Extracted records:
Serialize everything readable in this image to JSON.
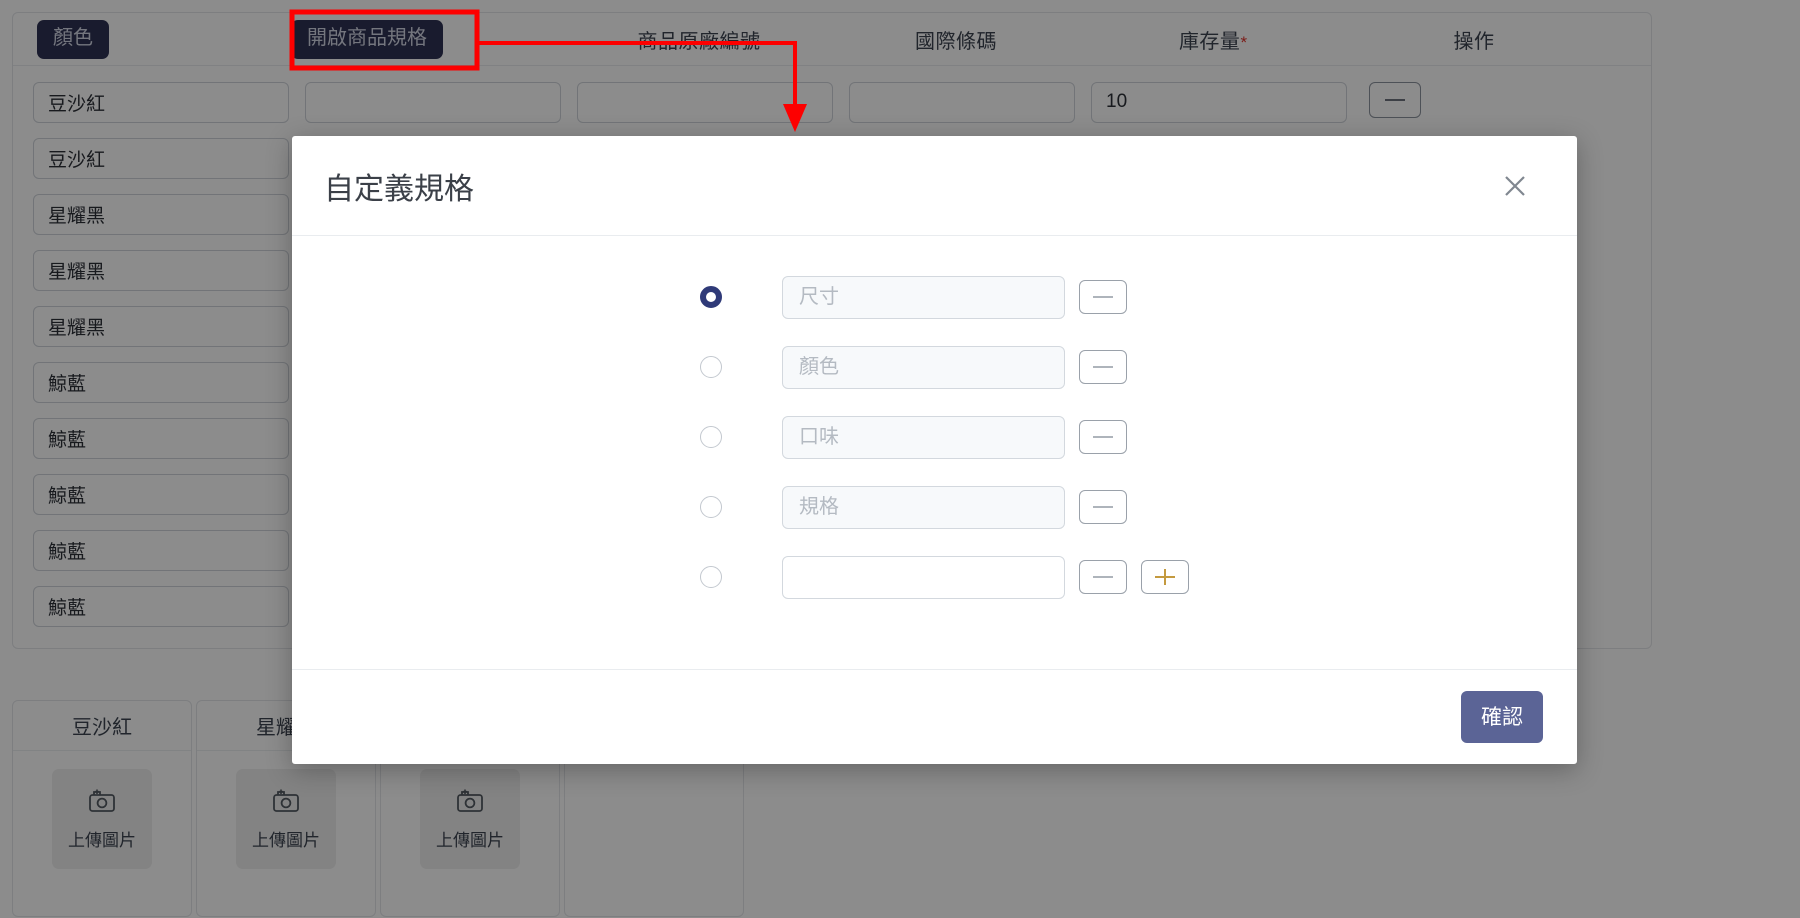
{
  "table": {
    "headers": {
      "color_tag": "顏色",
      "open_spec_button": "開啟商品規格",
      "mfr_code": "商品原廠編號",
      "barcode": "國際條碼",
      "stock": "庫存量",
      "stock_required_mark": "*",
      "action": "操作"
    },
    "rows": [
      {
        "color": "豆沙紅",
        "mfr_code": "",
        "barcode": "",
        "stock": "10"
      },
      {
        "color": "豆沙紅",
        "mfr_code": "",
        "barcode": "",
        "stock": ""
      },
      {
        "color": "星耀黑",
        "mfr_code": "",
        "barcode": "",
        "stock": ""
      },
      {
        "color": "星耀黑",
        "mfr_code": "",
        "barcode": "",
        "stock": ""
      },
      {
        "color": "星耀黑",
        "mfr_code": "",
        "barcode": "",
        "stock": ""
      },
      {
        "color": "鯨藍",
        "mfr_code": "",
        "barcode": "",
        "stock": ""
      },
      {
        "color": "鯨藍",
        "mfr_code": "",
        "barcode": "",
        "stock": ""
      },
      {
        "color": "鯨藍",
        "mfr_code": "",
        "barcode": "",
        "stock": ""
      },
      {
        "color": "鯨藍",
        "mfr_code": "",
        "barcode": "",
        "stock": ""
      },
      {
        "color": "鯨藍",
        "mfr_code": "",
        "barcode": "",
        "stock": ""
      }
    ]
  },
  "image_cards": [
    {
      "title": "豆沙紅",
      "upload_label": "上傳圖片",
      "icon": "camera-plus-icon"
    },
    {
      "title": "星耀黑",
      "upload_label": "上傳圖片",
      "icon": "camera-plus-icon"
    },
    {
      "title": "",
      "upload_label": "上傳圖片",
      "icon": "camera-plus-icon"
    },
    {
      "title": "",
      "upload_label": "",
      "icon": ""
    }
  ],
  "modal": {
    "title": "自定義規格",
    "close_icon": "close-icon",
    "rows": [
      {
        "placeholder": "尺寸",
        "value": "",
        "selected": true,
        "minus_label": "−",
        "has_plus": false,
        "filled": true
      },
      {
        "placeholder": "顏色",
        "value": "",
        "selected": false,
        "minus_label": "−",
        "has_plus": false,
        "filled": true
      },
      {
        "placeholder": "口味",
        "value": "",
        "selected": false,
        "minus_label": "−",
        "has_plus": false,
        "filled": true
      },
      {
        "placeholder": "規格",
        "value": "",
        "selected": false,
        "minus_label": "−",
        "has_plus": false,
        "filled": true
      },
      {
        "placeholder": "",
        "value": "",
        "selected": false,
        "minus_label": "−",
        "has_plus": true,
        "filled": false
      }
    ],
    "confirm_label": "確認"
  },
  "annotation": {
    "color": "#fd0000",
    "highlight_target": "開啟商品規格",
    "arrow_points": "box around open-spec button, elbow line to downward arrow over row input"
  },
  "colors": {
    "tag_bg": "#2f3254",
    "confirm_bg": "#5b6496",
    "radio_selected": "#2f3a78",
    "plus_icon": "#c49a3f",
    "required_star": "#e2332c",
    "annotation_red": "#fd0000",
    "overlay": "rgba(0,0,0,0.45)"
  }
}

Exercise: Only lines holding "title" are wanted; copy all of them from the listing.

Finished task:
      "title": "豆沙紅",
      "title": "星耀黑",
      "title": "",
      "title": "",
    "title": "自定義規格",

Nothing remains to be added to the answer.